Plans are in the works to create what would be by far North America’s biggest ski resort complex, with 100 lifts and more than 750 runs spread over some 18,000 acres—all accessible with a single lift pass.
This week, ski industry leaders in Utah unveiled plans for a project called One Wasatch. Essentially, it’s a Voltron-like mashup of seven existing ski resorts that neighbor and back up into each other in the Wasatch Range east of Salt Lake City: Alta, Brighton, Canyons, Deer Valley, Park City, Snowbird, and Solitude. The proposal calls for a few connecting lifts to be added that would make it possible to traverse from resort to resort. The result would be that a skier with one lift ticket has instant access to a staggering amount of terrain, the likes of which has never been seen in North America: a grand total of 762 runs over 18,316 skiable acres.

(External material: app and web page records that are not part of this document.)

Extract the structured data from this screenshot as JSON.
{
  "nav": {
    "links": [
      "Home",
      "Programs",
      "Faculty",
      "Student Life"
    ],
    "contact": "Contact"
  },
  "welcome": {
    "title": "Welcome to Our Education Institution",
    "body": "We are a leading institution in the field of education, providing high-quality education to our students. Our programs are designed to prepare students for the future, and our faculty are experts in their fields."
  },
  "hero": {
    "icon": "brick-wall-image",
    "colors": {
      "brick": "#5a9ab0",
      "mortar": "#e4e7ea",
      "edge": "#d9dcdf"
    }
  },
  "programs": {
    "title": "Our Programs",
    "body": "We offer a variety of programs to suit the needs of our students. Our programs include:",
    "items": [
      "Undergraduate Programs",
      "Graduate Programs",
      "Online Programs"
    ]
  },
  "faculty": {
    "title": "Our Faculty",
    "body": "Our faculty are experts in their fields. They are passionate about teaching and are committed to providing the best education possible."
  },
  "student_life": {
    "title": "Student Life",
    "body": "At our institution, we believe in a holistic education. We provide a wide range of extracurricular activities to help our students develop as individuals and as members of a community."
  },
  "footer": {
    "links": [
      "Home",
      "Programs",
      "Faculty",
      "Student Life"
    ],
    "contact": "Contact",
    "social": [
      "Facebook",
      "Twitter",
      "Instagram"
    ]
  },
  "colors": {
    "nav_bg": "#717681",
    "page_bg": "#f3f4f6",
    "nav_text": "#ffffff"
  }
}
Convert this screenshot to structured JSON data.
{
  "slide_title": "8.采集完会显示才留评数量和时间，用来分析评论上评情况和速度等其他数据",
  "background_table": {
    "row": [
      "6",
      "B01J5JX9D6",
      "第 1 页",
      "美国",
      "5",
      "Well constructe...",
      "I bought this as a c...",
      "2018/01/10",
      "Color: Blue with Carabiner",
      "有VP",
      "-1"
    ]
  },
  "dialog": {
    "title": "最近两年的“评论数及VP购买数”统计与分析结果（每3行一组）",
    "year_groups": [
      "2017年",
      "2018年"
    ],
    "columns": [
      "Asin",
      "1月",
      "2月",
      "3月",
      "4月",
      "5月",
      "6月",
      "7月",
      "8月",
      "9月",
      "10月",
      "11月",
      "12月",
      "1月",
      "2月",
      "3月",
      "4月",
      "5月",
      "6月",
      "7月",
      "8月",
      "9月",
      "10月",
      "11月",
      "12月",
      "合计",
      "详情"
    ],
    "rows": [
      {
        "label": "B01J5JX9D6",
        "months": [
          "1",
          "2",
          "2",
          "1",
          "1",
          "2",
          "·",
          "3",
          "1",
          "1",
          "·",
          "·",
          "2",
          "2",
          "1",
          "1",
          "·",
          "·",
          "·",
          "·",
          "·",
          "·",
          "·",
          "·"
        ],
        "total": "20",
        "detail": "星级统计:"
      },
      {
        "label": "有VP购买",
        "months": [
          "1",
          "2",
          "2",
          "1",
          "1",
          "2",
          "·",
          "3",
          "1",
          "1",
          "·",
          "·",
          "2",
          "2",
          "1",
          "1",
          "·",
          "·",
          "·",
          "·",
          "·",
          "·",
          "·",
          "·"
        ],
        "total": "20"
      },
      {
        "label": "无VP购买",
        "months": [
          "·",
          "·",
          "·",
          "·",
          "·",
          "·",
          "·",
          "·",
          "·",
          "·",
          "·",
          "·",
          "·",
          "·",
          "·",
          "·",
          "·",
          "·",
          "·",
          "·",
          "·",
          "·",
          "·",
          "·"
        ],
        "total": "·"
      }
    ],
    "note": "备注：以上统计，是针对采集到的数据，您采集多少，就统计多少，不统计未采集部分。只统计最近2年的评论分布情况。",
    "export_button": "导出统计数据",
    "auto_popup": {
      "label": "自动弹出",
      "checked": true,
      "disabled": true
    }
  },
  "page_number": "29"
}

“With this concept coming to life, there’s not a ski area or community in this country that can beat us,” said Jenni Smith, general manager for Park City Mountain Resort, per the Salt Lake Tribune.
Among the biggest resorts in North America right now, Vail, in Colorado, features 5,289 acres of terrain, while Whistler-Blackcomb, in British Columbia, boasts a total of 8,171 acres. Skiers would have to go to Europe to experience anything on par with what’s being proposed in Utah. (France’s Les Trois Vallées is generally credited as the world’s largest lift-accessible ski area, with 183 lifts connecting eight separate resorts.)
How much would such a pass in Utah cost? When might this plan become a reality? Will it actually happen? As of yet, there are no definite answers to any of these questions.
For now, One Wasatch is merely a concept. It’s an idea that’s been discussed for decades, actually, and that has picked up pace since the region was in the international spotlight while hosting the 2002 Winter Olympics. This week, however, represents the strongest, most concerted push thus far to make the vision a reality. All seven resorts—which, remember, regularly battle it out in a fierce competition to attract snowboarders and skiers—are on board. The project calls for an infusion of $30 million for new lifts and other infrastructure, “100% privately funded,” One Wasatch organizers are quick to point out.
For the most part, the larger ski community embraces the idea as well, so long as it’s handled thoughtfully and carefully. “One Wasatch would catapult Utah into the category of a true international destination,” reads a statement from Michael Berry, president of the National Ski Areas Association, on the One Watch testimonials page. “It will be one of those situations where the sum of the whole is far greater than the parts…a game changer.”
Critics say that One Wasatch will absolutely destroy much of the region’s pristine beauty, while also potentially ruining key watershed areas. “The Wasatch is too amazing of a place to be lost for a marketing ploy by the ski industry,” a group called Save Our Canyons announced in response to the One Wasatch proposal, redubbed as “One Horrible Plan for the Wasatch Mountains” by the organization.
Another group opposing One Wasatch, the Wasatch Backcountry Alliance, released a statement reminding, “These mountains are an ecological and scenic treasure, the source of the water we drink, a place to find solitude and respite from the noise and stress of city life and to experience wild open spaces and wilderness on their own terms.” Speaking to the Salt Lake Tribune about One Wasatch, Jamie Kent, president of the group, added, “I have no confidence they can protect the backcountry.”
- The Fight to Save the Salmon
- Inside the World of Black Bitcoin, Where Crypto Is About Making More Than Just Money
- The 'Great Resignation' Is Finally Getting Companies to Take Burnout Seriously. Is It Enough?
- Suddenly, Everyone on TV Is Very Rich or Very Poor. What Happened?
- Colin Powell Reflects on His Mistakes in Unpublished TIME Interview
- Business Travel's Demise Could Have Far-Reaching Consequences
- If the U.S. Spends Big on Climate, the Rest of the World Might Follow